Friday, August 21, 2009
In search for the Asian face of Jesus
THE work of the Federation of Asian Bishops’ Conferences (FABC) is basically pastoral. Or, at least, that is how its Secretary General, Cotabato Archbishop Orlando Quevedo, sees it.
Being such, the primary pastoral focus articulated by the first FABC plenary assembly in Taipei in 1974 was building a renewed local church in a mission of integral evangelization in the midst of Asian realities, such as Asia’s being a mosaic of ancient cultures and being the cradle of ancient religions (Hinduism, Buddhism, Christianity and Islam).

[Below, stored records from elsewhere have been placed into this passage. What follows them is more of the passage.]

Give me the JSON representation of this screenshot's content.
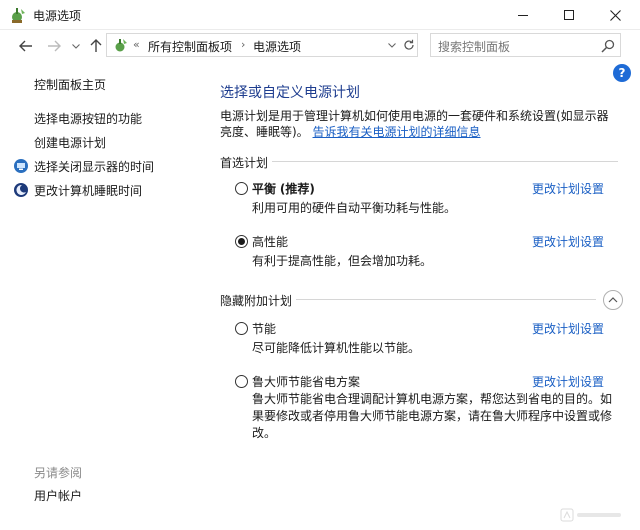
{
  "window": {
    "title": "电源选项",
    "minimize_icon": "minimize-icon",
    "maximize_icon": "maximize-icon",
    "close_icon": "close-icon"
  },
  "nav": {
    "back_icon": "back-arrow-icon",
    "forward_icon": "forward-arrow-icon",
    "up_icon": "up-arrow-icon",
    "breadcrumb_prefix": "«",
    "breadcrumbs": [
      "所有控制面板项",
      "电源选项"
    ],
    "breadcrumb_separator": "›",
    "refresh_icon": "refresh-icon",
    "search_placeholder": "搜索控制面板"
  },
  "help_label": "?",
  "sidebar": {
    "home": "控制面板主页",
    "items": [
      {
        "label": "选择电源按钮的功能",
        "icon": ""
      },
      {
        "label": "创建电源计划",
        "icon": ""
      },
      {
        "label": "选择关闭显示器的时间",
        "icon": "monitor-icon"
      },
      {
        "label": "更改计算机睡眠时间",
        "icon": "moon-icon"
      }
    ],
    "see_also": "另请参阅",
    "see_also_items": [
      "用户帐户"
    ]
  },
  "main": {
    "title": "选择或自定义电源计划",
    "description": "电源计划是用于管理计算机如何使用电源的一套硬件和系统设置(如显示器亮度、睡眠等)。",
    "description_link": "告诉我有关电源计划的详细信息",
    "preferred_label": "首选计划",
    "hidden_label": "隐藏附加计划",
    "change_link": "更改计划设置",
    "plans": [
      {
        "name": "平衡",
        "tag": "(推荐)",
        "desc": "利用可用的硬件自动平衡功耗与性能。",
        "selected": false
      },
      {
        "name": "高性能",
        "tag": "",
        "desc": "有利于提高性能，但会增加功耗。",
        "selected": true
      },
      {
        "name": "节能",
        "tag": "",
        "desc": "尽可能降低计算机性能以节能。",
        "selected": false
      },
      {
        "name": "鲁大师节能省电方案",
        "tag": "",
        "desc": "鲁大师节能省电合理调配计算机电源方案，帮您达到省电的目的。如果要修改或者停用鲁大师节能电源方案，请在鲁大师程序中设置或修改。",
        "selected": false
      }
    ]
  },
  "colors": {
    "link": "#1a5fc4",
    "title": "#1e3d8f",
    "help_bg": "#1e6bd6"
  }
}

A tall pastoral order, indeed, especially on the ground when, according to Archbishop Thomas Menamparampil of Guwahati, India, one has to “rub shoulders with such fundamentalists of various categories (religious, cultural, market) , cultural nationalists, xenophobes, fascists of various colours, Senas of divers persuations, Bajrang Dals, Falung Gongs, Maoists and Marxists of unique self-description.”
Pastoral workers and evangelizers, says Archbishop Menamparampil “will have to deal with authoritarian governments, discriminating officers, callous members of the dominant community, biased press, and possibly an insensitive neighborhood.”

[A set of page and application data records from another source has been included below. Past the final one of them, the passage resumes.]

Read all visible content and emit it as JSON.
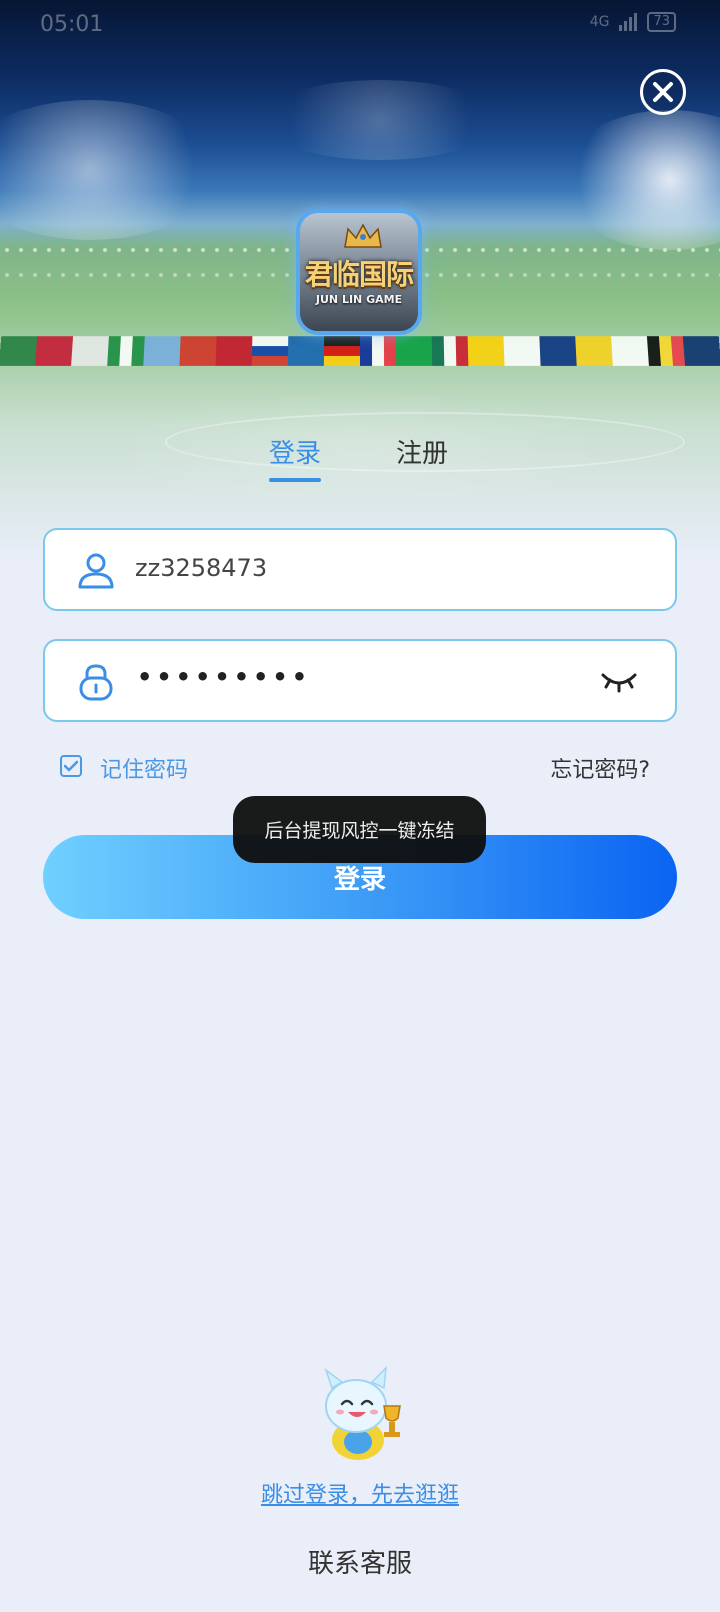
{
  "status_bar": {
    "time": "05:01",
    "network_label": "4G",
    "battery": "73"
  },
  "app_logo": {
    "title": "君临国际",
    "subtitle": "JUN LIN GAME"
  },
  "tabs": [
    {
      "label": "登录",
      "active": true
    },
    {
      "label": "注册",
      "active": false
    }
  ],
  "form": {
    "username_value": "zz3258473",
    "password_masked": "•••••••••",
    "remember_label": "记住密码",
    "remember_checked": true,
    "forgot_label": "忘记密码?",
    "login_button": "登录"
  },
  "toast": "后台提现风控一键冻结",
  "footer": {
    "skip_link": "跳过登录，先去逛逛",
    "contact": "联系客服"
  },
  "colors": {
    "accent": "#3a8ee6",
    "field_border": "#7cc8ec",
    "page_bg": "#e9eef9"
  }
}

Which is why, the Archbishop notes—and this maybe where the rub is—“Making dogmas out of alien ideologies that do not correspond to the cultural realities of Asia would be a mistake, especially in this era in which culturally conditioned meta-narratives are being questioned.”
Considering these realities may take more plenary assemblies, more theologizing and sociological analyses. But the man of the streets of Vietnam or Pakistan or even here in the Philippines, perhaps, just wants to see what the late Pope John Paul II has been appealing all along in Ecclesia in Asia: the Asian face of Jesus.
Today in the streets of Hong Kong or anywhere else in Asia, it would be hard to distinguish, if at all possible, who bears the Asian face of Jesus and those who don’t.
But with even worse socio-political realities during the time of St. Justin (c. 120) who wrote an apology on the Eucharist with the pagan Roman Empire ganging up at bay, the face of Jesus was harder to manifest.
But then the early Church had the likes of St. Perpetua and Felicity and Justin himself who ended up a martyr for showing the Face of Jesus to the world. But then, too, at the end of every Eucharistic celebration, church-goers, the brothers and sisters, would go and attend to the needs of the widows, the orphans and those in need.
Really, too much unlike today.